START RECORDS FOR THE EXERCISE
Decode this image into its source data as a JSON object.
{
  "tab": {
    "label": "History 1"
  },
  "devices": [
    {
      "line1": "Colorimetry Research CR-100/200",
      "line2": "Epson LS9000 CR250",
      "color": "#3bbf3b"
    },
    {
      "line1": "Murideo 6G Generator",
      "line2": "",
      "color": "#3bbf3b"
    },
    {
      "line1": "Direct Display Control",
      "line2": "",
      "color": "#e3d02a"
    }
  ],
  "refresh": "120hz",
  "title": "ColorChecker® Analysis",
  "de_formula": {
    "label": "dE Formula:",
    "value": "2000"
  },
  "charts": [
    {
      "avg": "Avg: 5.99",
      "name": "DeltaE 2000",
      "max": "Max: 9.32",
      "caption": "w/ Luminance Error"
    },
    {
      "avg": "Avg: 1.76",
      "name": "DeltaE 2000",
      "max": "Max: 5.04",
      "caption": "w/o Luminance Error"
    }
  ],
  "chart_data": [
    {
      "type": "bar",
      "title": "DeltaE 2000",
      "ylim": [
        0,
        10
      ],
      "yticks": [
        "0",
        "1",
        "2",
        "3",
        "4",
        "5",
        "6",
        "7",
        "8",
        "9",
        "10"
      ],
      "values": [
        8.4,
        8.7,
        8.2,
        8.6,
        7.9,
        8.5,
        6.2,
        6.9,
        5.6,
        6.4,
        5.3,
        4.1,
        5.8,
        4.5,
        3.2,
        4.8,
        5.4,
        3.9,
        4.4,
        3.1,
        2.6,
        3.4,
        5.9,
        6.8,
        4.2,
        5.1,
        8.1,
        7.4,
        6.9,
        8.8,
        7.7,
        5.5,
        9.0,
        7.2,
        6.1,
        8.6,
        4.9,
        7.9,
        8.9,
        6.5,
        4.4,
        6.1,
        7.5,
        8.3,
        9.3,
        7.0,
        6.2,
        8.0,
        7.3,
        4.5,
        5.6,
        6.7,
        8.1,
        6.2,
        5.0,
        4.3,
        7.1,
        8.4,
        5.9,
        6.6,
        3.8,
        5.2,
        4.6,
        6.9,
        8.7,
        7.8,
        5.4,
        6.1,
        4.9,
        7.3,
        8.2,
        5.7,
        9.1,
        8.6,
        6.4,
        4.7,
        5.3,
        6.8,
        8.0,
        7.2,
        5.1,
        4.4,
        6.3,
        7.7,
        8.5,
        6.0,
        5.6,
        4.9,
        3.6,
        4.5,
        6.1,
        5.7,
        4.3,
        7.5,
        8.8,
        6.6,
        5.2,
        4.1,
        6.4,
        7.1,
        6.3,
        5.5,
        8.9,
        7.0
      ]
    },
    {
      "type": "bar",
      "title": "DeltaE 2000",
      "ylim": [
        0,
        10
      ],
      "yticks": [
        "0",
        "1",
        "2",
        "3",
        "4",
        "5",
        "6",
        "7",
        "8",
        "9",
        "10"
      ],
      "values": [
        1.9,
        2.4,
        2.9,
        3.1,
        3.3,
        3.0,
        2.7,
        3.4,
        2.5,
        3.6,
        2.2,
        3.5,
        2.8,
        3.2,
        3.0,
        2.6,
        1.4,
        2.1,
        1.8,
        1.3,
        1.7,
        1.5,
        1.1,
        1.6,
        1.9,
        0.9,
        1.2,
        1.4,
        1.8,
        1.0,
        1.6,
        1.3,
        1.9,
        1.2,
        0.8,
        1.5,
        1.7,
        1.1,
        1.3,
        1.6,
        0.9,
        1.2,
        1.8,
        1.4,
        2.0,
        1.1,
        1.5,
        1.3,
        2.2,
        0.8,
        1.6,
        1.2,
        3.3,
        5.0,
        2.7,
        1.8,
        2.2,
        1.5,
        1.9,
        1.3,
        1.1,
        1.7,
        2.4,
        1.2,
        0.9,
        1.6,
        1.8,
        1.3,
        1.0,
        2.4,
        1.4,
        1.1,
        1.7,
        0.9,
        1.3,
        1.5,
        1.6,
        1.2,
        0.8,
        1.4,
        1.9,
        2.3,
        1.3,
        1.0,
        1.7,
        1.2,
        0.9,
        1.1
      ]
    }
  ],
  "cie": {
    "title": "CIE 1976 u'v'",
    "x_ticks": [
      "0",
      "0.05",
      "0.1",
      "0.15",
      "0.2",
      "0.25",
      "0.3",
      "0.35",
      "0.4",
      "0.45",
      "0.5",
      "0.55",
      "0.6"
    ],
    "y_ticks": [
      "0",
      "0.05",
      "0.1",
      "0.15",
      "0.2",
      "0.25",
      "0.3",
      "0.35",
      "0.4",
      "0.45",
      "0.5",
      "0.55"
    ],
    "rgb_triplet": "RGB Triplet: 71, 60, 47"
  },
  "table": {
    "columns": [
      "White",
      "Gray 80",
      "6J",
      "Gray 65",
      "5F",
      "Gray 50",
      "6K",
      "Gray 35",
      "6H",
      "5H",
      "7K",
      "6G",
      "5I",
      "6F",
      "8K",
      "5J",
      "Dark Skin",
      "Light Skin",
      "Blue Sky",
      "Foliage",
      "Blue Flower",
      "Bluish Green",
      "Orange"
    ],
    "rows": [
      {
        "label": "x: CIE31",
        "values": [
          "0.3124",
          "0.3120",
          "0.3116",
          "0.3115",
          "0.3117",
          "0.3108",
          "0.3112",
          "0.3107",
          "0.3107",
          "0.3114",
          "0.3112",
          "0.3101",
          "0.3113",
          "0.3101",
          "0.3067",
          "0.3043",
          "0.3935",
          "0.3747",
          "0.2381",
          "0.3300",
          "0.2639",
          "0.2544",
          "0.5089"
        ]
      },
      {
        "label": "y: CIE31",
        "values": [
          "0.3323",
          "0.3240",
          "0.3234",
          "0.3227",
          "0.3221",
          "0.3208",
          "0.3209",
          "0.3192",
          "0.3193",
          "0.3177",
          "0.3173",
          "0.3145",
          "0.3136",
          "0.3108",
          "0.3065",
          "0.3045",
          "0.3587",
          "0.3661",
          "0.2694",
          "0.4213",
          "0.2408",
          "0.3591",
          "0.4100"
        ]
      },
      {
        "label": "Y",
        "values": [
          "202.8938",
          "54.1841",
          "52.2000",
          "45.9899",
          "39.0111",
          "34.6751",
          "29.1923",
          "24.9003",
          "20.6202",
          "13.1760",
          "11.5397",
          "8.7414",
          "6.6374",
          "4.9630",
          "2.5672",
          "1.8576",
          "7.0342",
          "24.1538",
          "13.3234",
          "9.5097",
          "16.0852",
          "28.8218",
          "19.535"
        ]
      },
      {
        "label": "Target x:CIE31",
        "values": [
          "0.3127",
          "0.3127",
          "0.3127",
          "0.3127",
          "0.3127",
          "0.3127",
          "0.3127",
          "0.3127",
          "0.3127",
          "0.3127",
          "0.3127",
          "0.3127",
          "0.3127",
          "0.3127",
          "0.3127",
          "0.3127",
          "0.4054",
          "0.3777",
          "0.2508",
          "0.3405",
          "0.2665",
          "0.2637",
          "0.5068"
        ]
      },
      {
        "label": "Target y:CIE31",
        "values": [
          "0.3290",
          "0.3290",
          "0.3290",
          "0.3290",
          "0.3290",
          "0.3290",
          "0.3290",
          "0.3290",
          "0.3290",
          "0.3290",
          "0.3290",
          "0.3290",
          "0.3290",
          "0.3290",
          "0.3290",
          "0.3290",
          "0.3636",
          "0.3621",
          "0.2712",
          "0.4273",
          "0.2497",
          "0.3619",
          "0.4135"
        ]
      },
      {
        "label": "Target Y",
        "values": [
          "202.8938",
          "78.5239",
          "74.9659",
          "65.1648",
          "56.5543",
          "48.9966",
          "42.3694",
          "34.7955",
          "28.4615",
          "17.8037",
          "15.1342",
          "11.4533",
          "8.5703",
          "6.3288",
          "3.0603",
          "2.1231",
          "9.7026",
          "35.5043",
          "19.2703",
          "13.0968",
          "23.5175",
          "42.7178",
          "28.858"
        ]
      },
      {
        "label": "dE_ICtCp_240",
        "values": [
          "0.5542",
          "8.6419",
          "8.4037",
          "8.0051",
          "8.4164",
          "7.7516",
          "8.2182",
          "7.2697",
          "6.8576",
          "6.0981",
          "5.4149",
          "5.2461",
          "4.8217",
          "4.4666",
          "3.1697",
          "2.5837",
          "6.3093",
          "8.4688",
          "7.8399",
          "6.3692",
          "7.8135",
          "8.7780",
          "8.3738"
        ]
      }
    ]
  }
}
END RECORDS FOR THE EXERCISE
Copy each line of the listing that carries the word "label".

RESPONSE TO THE EXERCISE:
    "label": "History 1"
    "label": "dE Formula:",
        "label": "x: CIE31",
        "label": "y: CIE31",
        "label": "Y",
        "label": "Target x:CIE31",
        "label": "Target y:CIE31",
        "label": "Target Y",
        "label": "dE_ICtCp_240",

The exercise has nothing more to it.